[Problem description]:
Each line with the word "screenshot" must appear in the answer, copied from the records.

[Exercise materials]:

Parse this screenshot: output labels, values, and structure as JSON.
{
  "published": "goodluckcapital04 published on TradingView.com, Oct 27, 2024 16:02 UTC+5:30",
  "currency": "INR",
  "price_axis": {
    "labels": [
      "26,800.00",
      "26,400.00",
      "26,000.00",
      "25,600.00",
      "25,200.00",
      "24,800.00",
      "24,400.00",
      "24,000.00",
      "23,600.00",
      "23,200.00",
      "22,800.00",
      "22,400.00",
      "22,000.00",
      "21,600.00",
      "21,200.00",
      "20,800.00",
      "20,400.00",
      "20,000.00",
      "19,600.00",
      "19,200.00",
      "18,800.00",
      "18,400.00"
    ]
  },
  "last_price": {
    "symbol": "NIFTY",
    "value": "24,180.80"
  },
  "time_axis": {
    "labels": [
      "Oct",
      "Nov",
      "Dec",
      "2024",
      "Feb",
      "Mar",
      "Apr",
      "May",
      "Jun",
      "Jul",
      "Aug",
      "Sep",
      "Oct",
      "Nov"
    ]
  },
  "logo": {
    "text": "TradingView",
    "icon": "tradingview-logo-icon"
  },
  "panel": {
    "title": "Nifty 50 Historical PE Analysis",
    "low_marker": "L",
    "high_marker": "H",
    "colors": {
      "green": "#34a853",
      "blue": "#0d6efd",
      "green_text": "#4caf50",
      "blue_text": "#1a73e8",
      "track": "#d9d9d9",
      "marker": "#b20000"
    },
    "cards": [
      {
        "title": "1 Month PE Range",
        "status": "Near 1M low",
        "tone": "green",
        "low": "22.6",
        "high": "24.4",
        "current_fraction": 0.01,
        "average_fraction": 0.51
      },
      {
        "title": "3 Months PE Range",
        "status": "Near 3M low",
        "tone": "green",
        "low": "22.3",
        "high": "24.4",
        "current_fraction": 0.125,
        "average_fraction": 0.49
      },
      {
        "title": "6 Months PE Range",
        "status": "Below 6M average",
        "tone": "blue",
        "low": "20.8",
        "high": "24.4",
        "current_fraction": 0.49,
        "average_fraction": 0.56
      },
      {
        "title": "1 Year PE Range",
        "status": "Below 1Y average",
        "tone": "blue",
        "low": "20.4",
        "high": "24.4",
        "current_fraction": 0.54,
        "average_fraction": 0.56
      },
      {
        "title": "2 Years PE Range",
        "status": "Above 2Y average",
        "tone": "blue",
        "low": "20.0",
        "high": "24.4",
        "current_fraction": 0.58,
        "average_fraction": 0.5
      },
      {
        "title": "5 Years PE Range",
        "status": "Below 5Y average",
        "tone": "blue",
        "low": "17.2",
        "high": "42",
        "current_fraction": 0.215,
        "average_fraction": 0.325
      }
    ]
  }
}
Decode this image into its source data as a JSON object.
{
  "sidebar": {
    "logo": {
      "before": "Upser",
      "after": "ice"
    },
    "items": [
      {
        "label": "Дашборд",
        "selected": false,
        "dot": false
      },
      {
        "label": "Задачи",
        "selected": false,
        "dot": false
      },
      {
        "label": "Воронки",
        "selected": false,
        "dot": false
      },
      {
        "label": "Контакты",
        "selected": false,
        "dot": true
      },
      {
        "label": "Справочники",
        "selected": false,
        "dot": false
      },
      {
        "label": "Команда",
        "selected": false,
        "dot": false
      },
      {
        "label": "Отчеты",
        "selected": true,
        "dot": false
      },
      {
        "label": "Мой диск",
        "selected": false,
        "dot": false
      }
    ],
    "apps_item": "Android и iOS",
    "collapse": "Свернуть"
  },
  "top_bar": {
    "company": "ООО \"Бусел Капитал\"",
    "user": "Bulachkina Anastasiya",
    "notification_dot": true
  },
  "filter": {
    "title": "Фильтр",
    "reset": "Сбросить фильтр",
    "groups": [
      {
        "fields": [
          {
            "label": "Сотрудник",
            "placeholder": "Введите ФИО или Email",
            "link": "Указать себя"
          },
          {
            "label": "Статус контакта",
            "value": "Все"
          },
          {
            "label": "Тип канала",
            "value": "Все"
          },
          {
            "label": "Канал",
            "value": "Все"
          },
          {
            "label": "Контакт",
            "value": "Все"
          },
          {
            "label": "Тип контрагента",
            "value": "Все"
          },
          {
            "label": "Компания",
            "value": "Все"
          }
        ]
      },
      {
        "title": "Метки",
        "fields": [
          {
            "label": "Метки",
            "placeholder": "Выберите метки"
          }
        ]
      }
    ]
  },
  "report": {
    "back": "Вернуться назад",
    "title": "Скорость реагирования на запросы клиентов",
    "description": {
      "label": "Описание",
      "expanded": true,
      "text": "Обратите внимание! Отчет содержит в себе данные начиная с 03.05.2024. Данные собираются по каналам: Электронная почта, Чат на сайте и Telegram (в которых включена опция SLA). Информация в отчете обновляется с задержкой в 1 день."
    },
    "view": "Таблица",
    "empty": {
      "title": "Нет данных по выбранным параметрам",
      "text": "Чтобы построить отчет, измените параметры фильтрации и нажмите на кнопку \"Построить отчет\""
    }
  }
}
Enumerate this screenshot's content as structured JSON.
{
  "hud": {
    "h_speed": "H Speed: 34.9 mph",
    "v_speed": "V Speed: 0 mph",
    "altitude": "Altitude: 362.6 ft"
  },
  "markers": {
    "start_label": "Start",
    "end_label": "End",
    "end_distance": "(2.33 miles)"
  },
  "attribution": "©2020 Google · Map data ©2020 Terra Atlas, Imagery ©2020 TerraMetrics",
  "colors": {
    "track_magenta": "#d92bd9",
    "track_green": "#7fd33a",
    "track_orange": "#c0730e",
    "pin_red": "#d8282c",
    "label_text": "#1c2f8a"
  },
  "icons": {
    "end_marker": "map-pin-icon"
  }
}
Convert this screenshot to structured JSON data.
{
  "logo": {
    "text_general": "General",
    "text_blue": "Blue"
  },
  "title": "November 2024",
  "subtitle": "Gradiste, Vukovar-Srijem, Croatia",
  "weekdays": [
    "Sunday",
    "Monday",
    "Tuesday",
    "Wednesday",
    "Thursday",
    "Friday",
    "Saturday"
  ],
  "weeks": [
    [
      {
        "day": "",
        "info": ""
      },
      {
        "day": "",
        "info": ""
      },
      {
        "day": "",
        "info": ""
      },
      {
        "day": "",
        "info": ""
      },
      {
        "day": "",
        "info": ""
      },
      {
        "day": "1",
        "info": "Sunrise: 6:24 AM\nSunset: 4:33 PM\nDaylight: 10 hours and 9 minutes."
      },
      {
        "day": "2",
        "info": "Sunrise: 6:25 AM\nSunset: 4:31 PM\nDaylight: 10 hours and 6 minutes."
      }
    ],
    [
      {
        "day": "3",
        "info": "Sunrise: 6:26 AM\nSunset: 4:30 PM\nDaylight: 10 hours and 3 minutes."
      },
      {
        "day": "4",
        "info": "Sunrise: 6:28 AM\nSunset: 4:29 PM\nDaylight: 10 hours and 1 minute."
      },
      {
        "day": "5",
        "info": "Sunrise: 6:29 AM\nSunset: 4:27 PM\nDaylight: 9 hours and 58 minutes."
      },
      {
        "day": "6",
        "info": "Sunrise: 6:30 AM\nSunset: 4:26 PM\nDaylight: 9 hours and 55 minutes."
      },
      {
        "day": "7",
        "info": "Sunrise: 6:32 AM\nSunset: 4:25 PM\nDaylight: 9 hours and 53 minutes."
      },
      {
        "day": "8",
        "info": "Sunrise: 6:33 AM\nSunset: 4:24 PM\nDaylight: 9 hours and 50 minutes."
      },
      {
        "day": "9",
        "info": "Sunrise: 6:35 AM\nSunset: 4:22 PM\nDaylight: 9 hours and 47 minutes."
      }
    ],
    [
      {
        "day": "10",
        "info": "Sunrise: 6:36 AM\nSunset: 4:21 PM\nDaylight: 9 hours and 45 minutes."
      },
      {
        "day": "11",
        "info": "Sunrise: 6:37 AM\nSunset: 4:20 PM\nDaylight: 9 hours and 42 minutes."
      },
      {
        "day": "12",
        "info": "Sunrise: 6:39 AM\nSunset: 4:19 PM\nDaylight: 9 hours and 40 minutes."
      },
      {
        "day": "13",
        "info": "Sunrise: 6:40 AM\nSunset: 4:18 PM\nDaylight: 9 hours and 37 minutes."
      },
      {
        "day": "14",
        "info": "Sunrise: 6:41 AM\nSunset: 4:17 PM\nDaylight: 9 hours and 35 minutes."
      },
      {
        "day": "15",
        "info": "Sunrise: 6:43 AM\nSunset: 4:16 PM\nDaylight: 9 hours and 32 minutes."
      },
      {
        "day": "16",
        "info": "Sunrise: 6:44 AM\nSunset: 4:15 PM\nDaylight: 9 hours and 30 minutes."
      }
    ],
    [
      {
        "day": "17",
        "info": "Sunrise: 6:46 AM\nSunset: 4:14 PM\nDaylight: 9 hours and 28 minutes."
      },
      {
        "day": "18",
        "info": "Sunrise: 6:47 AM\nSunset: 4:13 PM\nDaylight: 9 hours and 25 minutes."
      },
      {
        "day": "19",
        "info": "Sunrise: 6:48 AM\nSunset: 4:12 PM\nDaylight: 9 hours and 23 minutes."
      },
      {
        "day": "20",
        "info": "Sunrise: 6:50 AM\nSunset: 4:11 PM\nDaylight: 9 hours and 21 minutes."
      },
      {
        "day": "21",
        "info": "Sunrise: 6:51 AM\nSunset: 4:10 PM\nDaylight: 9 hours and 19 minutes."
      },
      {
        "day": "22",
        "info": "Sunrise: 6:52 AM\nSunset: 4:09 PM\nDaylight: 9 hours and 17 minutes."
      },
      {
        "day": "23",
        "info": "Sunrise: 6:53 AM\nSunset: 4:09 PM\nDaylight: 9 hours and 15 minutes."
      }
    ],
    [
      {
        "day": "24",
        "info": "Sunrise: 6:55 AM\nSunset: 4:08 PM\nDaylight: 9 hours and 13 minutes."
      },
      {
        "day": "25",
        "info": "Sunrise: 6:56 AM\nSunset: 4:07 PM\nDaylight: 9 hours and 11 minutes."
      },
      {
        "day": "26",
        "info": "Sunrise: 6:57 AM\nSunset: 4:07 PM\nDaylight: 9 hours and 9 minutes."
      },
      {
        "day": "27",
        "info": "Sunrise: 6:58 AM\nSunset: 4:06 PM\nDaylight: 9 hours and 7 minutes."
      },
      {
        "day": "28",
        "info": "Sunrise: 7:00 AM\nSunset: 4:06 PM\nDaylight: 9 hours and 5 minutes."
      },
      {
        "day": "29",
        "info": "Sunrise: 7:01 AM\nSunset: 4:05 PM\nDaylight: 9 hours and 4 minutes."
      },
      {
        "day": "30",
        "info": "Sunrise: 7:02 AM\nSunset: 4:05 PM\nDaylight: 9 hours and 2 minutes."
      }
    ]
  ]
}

[Output]:
Parse this screenshot: output labels, values, and structure as JSON.
Enumerate this screenshot's content as structured JSON.
Convert this screenshot to structured JSON data.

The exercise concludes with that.